> _WHAT YOU NEED TO DO_: Among the records below, count the lines where "Plug" occurs, and report that total alone.

^^^^^^^^

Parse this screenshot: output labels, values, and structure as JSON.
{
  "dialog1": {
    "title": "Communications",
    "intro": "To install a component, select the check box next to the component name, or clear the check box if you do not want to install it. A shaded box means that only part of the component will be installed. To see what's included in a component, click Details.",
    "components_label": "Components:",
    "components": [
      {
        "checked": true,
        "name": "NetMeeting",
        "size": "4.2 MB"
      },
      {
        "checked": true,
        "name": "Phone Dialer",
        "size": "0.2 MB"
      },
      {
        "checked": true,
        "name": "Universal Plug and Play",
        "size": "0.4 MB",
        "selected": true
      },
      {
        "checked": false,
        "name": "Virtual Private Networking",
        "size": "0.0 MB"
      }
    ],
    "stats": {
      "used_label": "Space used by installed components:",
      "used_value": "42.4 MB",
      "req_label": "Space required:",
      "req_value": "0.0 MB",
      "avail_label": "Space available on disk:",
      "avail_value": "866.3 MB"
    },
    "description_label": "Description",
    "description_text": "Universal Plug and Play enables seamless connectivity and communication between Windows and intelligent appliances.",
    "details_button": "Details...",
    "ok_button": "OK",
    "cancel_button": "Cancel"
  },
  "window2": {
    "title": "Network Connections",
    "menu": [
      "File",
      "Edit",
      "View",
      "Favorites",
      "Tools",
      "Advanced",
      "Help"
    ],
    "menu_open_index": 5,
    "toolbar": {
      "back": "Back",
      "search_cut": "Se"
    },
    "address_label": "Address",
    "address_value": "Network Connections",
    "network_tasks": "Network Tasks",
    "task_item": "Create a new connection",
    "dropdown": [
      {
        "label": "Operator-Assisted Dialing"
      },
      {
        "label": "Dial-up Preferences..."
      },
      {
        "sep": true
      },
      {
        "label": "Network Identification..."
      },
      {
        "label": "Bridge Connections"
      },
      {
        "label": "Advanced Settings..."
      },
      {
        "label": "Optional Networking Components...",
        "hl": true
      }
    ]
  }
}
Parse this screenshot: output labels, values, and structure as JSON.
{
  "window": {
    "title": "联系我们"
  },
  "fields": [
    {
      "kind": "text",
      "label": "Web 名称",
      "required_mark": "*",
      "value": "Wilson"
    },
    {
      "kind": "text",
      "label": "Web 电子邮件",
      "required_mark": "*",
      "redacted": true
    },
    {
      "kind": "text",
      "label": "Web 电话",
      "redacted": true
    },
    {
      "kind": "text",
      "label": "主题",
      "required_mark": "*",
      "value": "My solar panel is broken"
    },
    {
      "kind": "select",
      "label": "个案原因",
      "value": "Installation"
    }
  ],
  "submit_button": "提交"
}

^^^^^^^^

> _EXERCISE OUTPUT_: 2